>>>>

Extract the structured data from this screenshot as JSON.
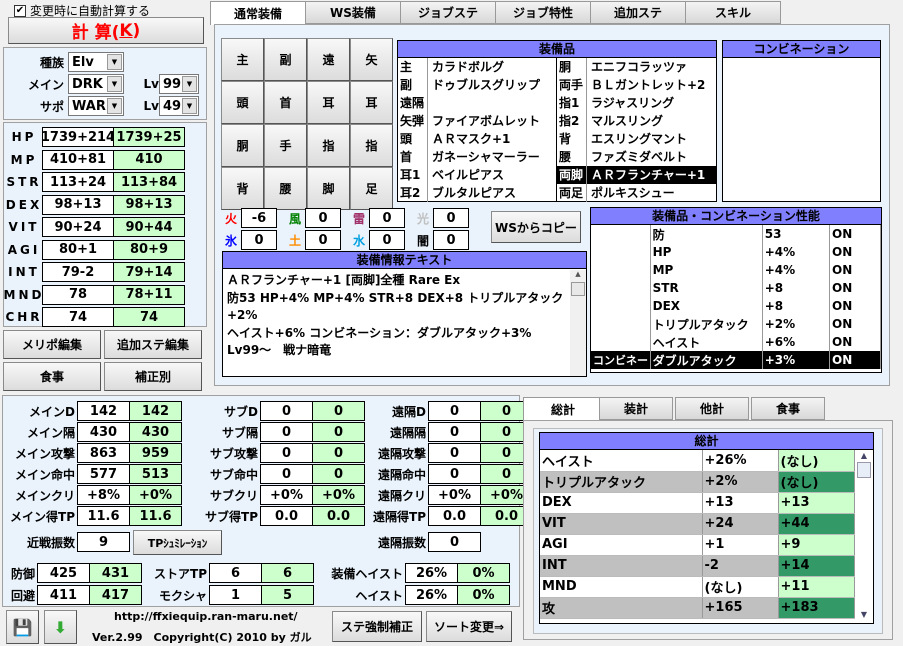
{
  "auto_calc": {
    "label": "変更時に自動計算する",
    "checked": true
  },
  "calc_button": {
    "label": "計 算(",
    "key": "K",
    "end": ")"
  },
  "char": {
    "race_label": "種族",
    "race": "Elv",
    "main_label": "メイン",
    "main_job": "DRK",
    "sub_label": "サポ",
    "sub_job": "WAR",
    "lv_label": "Lv",
    "main_lv": "99",
    "sub_lv": "49"
  },
  "stats": [
    {
      "name": "HP",
      "a": "1739+214",
      "b": "1739+25"
    },
    {
      "name": "MP",
      "a": "410+81",
      "b": "410"
    },
    {
      "name": "STR",
      "a": "113+24",
      "b": "113+84"
    },
    {
      "name": "DEX",
      "a": "98+13",
      "b": "98+13"
    },
    {
      "name": "VIT",
      "a": "90+24",
      "b": "90+44"
    },
    {
      "name": "AGI",
      "a": "80+1",
      "b": "80+9"
    },
    {
      "name": "INT",
      "a": "79-2",
      "b": "79+14"
    },
    {
      "name": "MND",
      "a": "78",
      "b": "78+11"
    },
    {
      "name": "CHR",
      "a": "74",
      "b": "74"
    }
  ],
  "left_buttons": [
    "メリポ編集",
    "追加ステ編集",
    "食事",
    "補正別"
  ],
  "top_tabs": [
    "通常装備",
    "WS装備",
    "ジョブステ",
    "ジョブ特性",
    "追加ステ",
    "スキル"
  ],
  "slot_buttons": [
    "主",
    "副",
    "遠",
    "矢",
    "頭",
    "首",
    "耳",
    "耳",
    "胴",
    "手",
    "指",
    "指",
    "背",
    "腰",
    "脚",
    "足"
  ],
  "equipment": {
    "title": "装備品",
    "left": [
      [
        "主",
        "カラドボルグ"
      ],
      [
        "副",
        "ドゥブルスグリップ"
      ],
      [
        "遠隔",
        ""
      ],
      [
        "矢弾",
        "ファイアボムレット"
      ],
      [
        "頭",
        "ＡＲマスク+1"
      ],
      [
        "首",
        "ガネーシャマーラー"
      ],
      [
        "耳1",
        "ベイルピアス"
      ],
      [
        "耳2",
        "ブルタルピアス"
      ]
    ],
    "right": [
      [
        "胴",
        "エニフコラッツァ"
      ],
      [
        "両手",
        "ＢＬガントレット+2"
      ],
      [
        "指1",
        "ラジャスリング"
      ],
      [
        "指2",
        "マルスリング"
      ],
      [
        "背",
        "エスリングマント"
      ],
      [
        "腰",
        "ファズミダベルト"
      ],
      [
        "両脚",
        "ＡＲフランチャー+1"
      ],
      [
        "両足",
        "ポルキスシュー"
      ]
    ],
    "selected": "両脚"
  },
  "combination": {
    "title": "コンビネーション"
  },
  "elements": [
    {
      "name": "火",
      "value": "-6",
      "color": "#ff0000"
    },
    {
      "name": "風",
      "value": "0",
      "color": "#008000"
    },
    {
      "name": "雷",
      "value": "0",
      "color": "#a0306a"
    },
    {
      "name": "光",
      "value": "0",
      "color": "#c0c0c0"
    },
    {
      "name": "氷",
      "value": "0",
      "color": "#0000ff"
    },
    {
      "name": "土",
      "value": "0",
      "color": "#ff8c00"
    },
    {
      "name": "水",
      "value": "0",
      "color": "#00a0e0"
    },
    {
      "name": "闇",
      "value": "0",
      "color": "#000000"
    }
  ],
  "ws_copy_button": "WSからコピー",
  "info_text": {
    "title": "装備情報テキスト",
    "lines": [
      "ＡＲフランチャー+1 [両脚]全種 Rare Ex",
      "防53 HP+4% MP+4% STR+8 DEX+8 トリプルアタック",
      "+2%",
      "ヘイスト+6% コンビネーション：ダブルアタック+3%",
      "Lv99～　戦ナ暗竜"
    ]
  },
  "performance": {
    "title": "装備品・コンビネーション性能",
    "rows": [
      [
        "",
        "防",
        "53",
        "ON"
      ],
      [
        "",
        "HP",
        "+4%",
        "ON"
      ],
      [
        "",
        "MP",
        "+4%",
        "ON"
      ],
      [
        "",
        "STR",
        "+8",
        "ON"
      ],
      [
        "",
        "DEX",
        "+8",
        "ON"
      ],
      [
        "",
        "トリプルアタック",
        "+2%",
        "ON"
      ],
      [
        "",
        "ヘイスト",
        "+6%",
        "ON"
      ],
      [
        "コンビネー",
        "ダブルアタック",
        "+3%",
        "ON"
      ]
    ]
  },
  "combat": {
    "cols": [
      [
        [
          "メインD",
          "142",
          "142"
        ],
        [
          "メイン隔",
          "430",
          "430"
        ],
        [
          "メイン攻撃",
          "863",
          "959"
        ],
        [
          "メイン命中",
          "577",
          "513"
        ],
        [
          "メインクリ",
          "+8%",
          "+0%"
        ],
        [
          "メイン得TP",
          "11.6",
          "11.6"
        ]
      ],
      [
        [
          "サブD",
          "0",
          "0"
        ],
        [
          "サブ隔",
          "0",
          "0"
        ],
        [
          "サブ攻撃",
          "0",
          "0"
        ],
        [
          "サブ命中",
          "0",
          "0"
        ],
        [
          "サブクリ",
          "+0%",
          "+0%"
        ],
        [
          "サブ得TP",
          "0.0",
          "0.0"
        ]
      ],
      [
        [
          "遠隔D",
          "0",
          "0"
        ],
        [
          "遠隔隔",
          "0",
          "0"
        ],
        [
          "遠隔攻撃",
          "0",
          "0"
        ],
        [
          "遠隔命中",
          "0",
          "0"
        ],
        [
          "遠隔クリ",
          "+0%",
          "+0%"
        ],
        [
          "遠隔得TP",
          "0.0",
          "0.0"
        ]
      ]
    ],
    "melee_swings_label": "近戦振数",
    "melee_swings": "9",
    "tp_sim_button": "TPｼｭﾐﾚｰｼｮﾝ",
    "ranged_swings_label": "遠隔振数",
    "ranged_swings": "0",
    "defense": [
      [
        "防御",
        "425",
        "431"
      ],
      [
        "回避",
        "411",
        "417"
      ]
    ],
    "store": [
      [
        "ストアTP",
        "6",
        "6"
      ],
      [
        "モクシャ",
        "1",
        "5"
      ]
    ],
    "haste": [
      [
        "装備ヘイスト",
        "26%",
        "0%"
      ],
      [
        "ヘイスト",
        "26%",
        "0%"
      ]
    ]
  },
  "footer": {
    "url": "http://ffxiequip.ran-maru.net/",
    "version": "Ver.2.99　Copyright(C) 2010 by ガル",
    "force_button": "ステ強制補正",
    "sort_button": "ソート変更⇒"
  },
  "total_tabs": [
    "総計",
    "装計",
    "他計",
    "食事"
  ],
  "totals": {
    "title": "総計",
    "rows": [
      [
        "ヘイスト",
        "+26%",
        "(なし)"
      ],
      [
        "トリプルアタック",
        "+2%",
        "(なし)"
      ],
      [
        "DEX",
        "+13",
        "+13"
      ],
      [
        "VIT",
        "+24",
        "+44"
      ],
      [
        "AGI",
        "+1",
        "+9"
      ],
      [
        "INT",
        "-2",
        "+14"
      ],
      [
        "MND",
        "(なし)",
        "+11"
      ],
      [
        "攻",
        "+165",
        "+183"
      ]
    ]
  }
}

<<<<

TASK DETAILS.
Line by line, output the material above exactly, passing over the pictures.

TASK SOLUTION.
Extract the structured data from this screenshot as JSON.
{
  "auto_calc": {
    "label": "変更時に自動計算する",
    "checked": true
  },
  "calc_button": {
    "label": "計 算(",
    "key": "K",
    "end": ")"
  },
  "char": {
    "race_label": "種族",
    "race": "Elv",
    "main_label": "メイン",
    "main_job": "DRK",
    "sub_label": "サポ",
    "sub_job": "WAR",
    "lv_label": "Lv",
    "main_lv": "99",
    "sub_lv": "49"
  },
  "stats": [
    {
      "name": "HP",
      "a": "1739+214",
      "b": "1739+25"
    },
    {
      "name": "MP",
      "a": "410+81",
      "b": "410"
    },
    {
      "name": "STR",
      "a": "113+24",
      "b": "113+84"
    },
    {
      "name": "DEX",
      "a": "98+13",
      "b": "98+13"
    },
    {
      "name": "VIT",
      "a": "90+24",
      "b": "90+44"
    },
    {
      "name": "AGI",
      "a": "80+1",
      "b": "80+9"
    },
    {
      "name": "INT",
      "a": "79-2",
      "b": "79+14"
    },
    {
      "name": "MND",
      "a": "78",
      "b": "78+11"
    },
    {
      "name": "CHR",
      "a": "74",
      "b": "74"
    }
  ],
  "left_buttons": [
    "メリポ編集",
    "追加ステ編集",
    "食事",
    "補正別"
  ],
  "top_tabs": [
    "通常装備",
    "WS装備",
    "ジョブステ",
    "ジョブ特性",
    "追加ステ",
    "スキル"
  ],
  "slot_buttons": [
    "主",
    "副",
    "遠",
    "矢",
    "頭",
    "首",
    "耳",
    "耳",
    "胴",
    "手",
    "指",
    "指",
    "背",
    "腰",
    "脚",
    "足"
  ],
  "equipment": {
    "title": "装備品",
    "left": [
      [
        "主",
        "カラドボルグ"
      ],
      [
        "副",
        "ドゥブルスグリップ"
      ],
      [
        "遠隔",
        ""
      ],
      [
        "矢弾",
        "ファイアボムレット"
      ],
      [
        "頭",
        "ＡＲマスク+1"
      ],
      [
        "首",
        "ガネーシャマーラー"
      ],
      [
        "耳1",
        "ベイルピアス"
      ],
      [
        "耳2",
        "ブルタルピアス"
      ]
    ],
    "right": [
      [
        "胴",
        "エニフコラッツァ"
      ],
      [
        "両手",
        "ＢＬガントレット+2"
      ],
      [
        "指1",
        "ラジャスリング"
      ],
      [
        "指2",
        "マルスリング"
      ],
      [
        "背",
        "エスリングマント"
      ],
      [
        "腰",
        "ファズミダベルト"
      ],
      [
        "両脚",
        "ＡＲフランチャー+1"
      ],
      [
        "両足",
        "ポルキスシュー"
      ]
    ],
    "selected": "両脚"
  },
  "combination": {
    "title": "コンビネーション"
  },
  "elements": [
    {
      "name": "火",
      "value": "-6",
      "color": "#ff0000"
    },
    {
      "name": "風",
      "value": "0",
      "color": "#008000"
    },
    {
      "name": "雷",
      "value": "0",
      "color": "#a0306a"
    },
    {
      "name": "光",
      "value": "0",
      "color": "#c0c0c0"
    },
    {
      "name": "氷",
      "value": "0",
      "color": "#0000ff"
    },
    {
      "name": "土",
      "value": "0",
      "color": "#ff8c00"
    },
    {
      "name": "水",
      "value": "0",
      "color": "#00a0e0"
    },
    {
      "name": "闇",
      "value": "0",
      "color": "#000000"
    }
  ],
  "ws_copy_button": "WSからコピー",
  "info_text": {
    "title": "装備情報テキスト",
    "lines": [
      "ＡＲフランチャー+1 [両脚]全種 Rare Ex",
      "防53 HP+4% MP+4% STR+8 DEX+8 トリプルアタック",
      "+2%",
      "ヘイスト+6% コンビネーション：ダブルアタック+3%",
      "Lv99～　戦ナ暗竜"
    ]
  },
  "performance": {
    "title": "装備品・コンビネーション性能",
    "rows": [
      [
        "",
        "防",
        "53",
        "ON"
      ],
      [
        "",
        "HP",
        "+4%",
        "ON"
      ],
      [
        "",
        "MP",
        "+4%",
        "ON"
      ],
      [
        "",
        "STR",
        "+8",
        "ON"
      ],
      [
        "",
        "DEX",
        "+8",
        "ON"
      ],
      [
        "",
        "トリプルアタック",
        "+2%",
        "ON"
      ],
      [
        "",
        "ヘイスト",
        "+6%",
        "ON"
      ],
      [
        "コンビネー",
        "ダブルアタック",
        "+3%",
        "ON"
      ]
    ]
  },
  "combat": {
    "cols": [
      [
        [
          "メインD",
          "142",
          "142"
        ],
        [
          "メイン隔",
          "430",
          "430"
        ],
        [
          "メイン攻撃",
          "863",
          "959"
        ],
        [
          "メイン命中",
          "577",
          "513"
        ],
        [
          "メインクリ",
          "+8%",
          "+0%"
        ],
        [
          "メイン得TP",
          "11.6",
          "11.6"
        ]
      ],
      [
        [
          "サブD",
          "0",
          "0"
        ],
        [
          "サブ隔",
          "0",
          "0"
        ],
        [
          "サブ攻撃",
          "0",
          "0"
        ],
        [
          "サブ命中",
          "0",
          "0"
        ],
        [
          "サブクリ",
          "+0%",
          "+0%"
        ],
        [
          "サブ得TP",
          "0.0",
          "0.0"
        ]
      ],
      [
        [
          "遠隔D",
          "0",
          "0"
        ],
        [
          "遠隔隔",
          "0",
          "0"
        ],
        [
          "遠隔攻撃",
          "0",
          "0"
        ],
        [
          "遠隔命中",
          "0",
          "0"
        ],
        [
          "遠隔クリ",
          "+0%",
          "+0%"
        ],
        [
          "遠隔得TP",
          "0.0",
          "0.0"
        ]
      ]
    ],
    "melee_swings_label": "近戦振数",
    "melee_swings": "9",
    "tp_sim_button": "TPｼｭﾐﾚｰｼｮﾝ",
    "ranged_swings_label": "遠隔振数",
    "ranged_swings": "0",
    "defense": [
      [
        "防御",
        "425",
        "431"
      ],
      [
        "回避",
        "411",
        "417"
      ]
    ],
    "store": [
      [
        "ストアTP",
        "6",
        "6"
      ],
      [
        "モクシャ",
        "1",
        "5"
      ]
    ],
    "haste": [
      [
        "装備ヘイスト",
        "26%",
        "0%"
      ],
      [
        "ヘイスト",
        "26%",
        "0%"
      ]
    ]
  },
  "footer": {
    "url": "http://ffxiequip.ran-maru.net/",
    "version": "Ver.2.99　Copyright(C) 2010 by ガル",
    "force_button": "ステ強制補正",
    "sort_button": "ソート変更⇒"
  },
  "total_tabs": [
    "総計",
    "装計",
    "他計",
    "食事"
  ],
  "totals": {
    "title": "総計",
    "rows": [
      [
        "ヘイスト",
        "+26%",
        "(なし)"
      ],
      [
        "トリプルアタック",
        "+2%",
        "(なし)"
      ],
      [
        "DEX",
        "+13",
        "+13"
      ],
      [
        "VIT",
        "+24",
        "+44"
      ],
      [
        "AGI",
        "+1",
        "+9"
      ],
      [
        "INT",
        "-2",
        "+14"
      ],
      [
        "MND",
        "(なし)",
        "+11"
      ],
      [
        "攻",
        "+165",
        "+183"
      ]
    ]
  }
}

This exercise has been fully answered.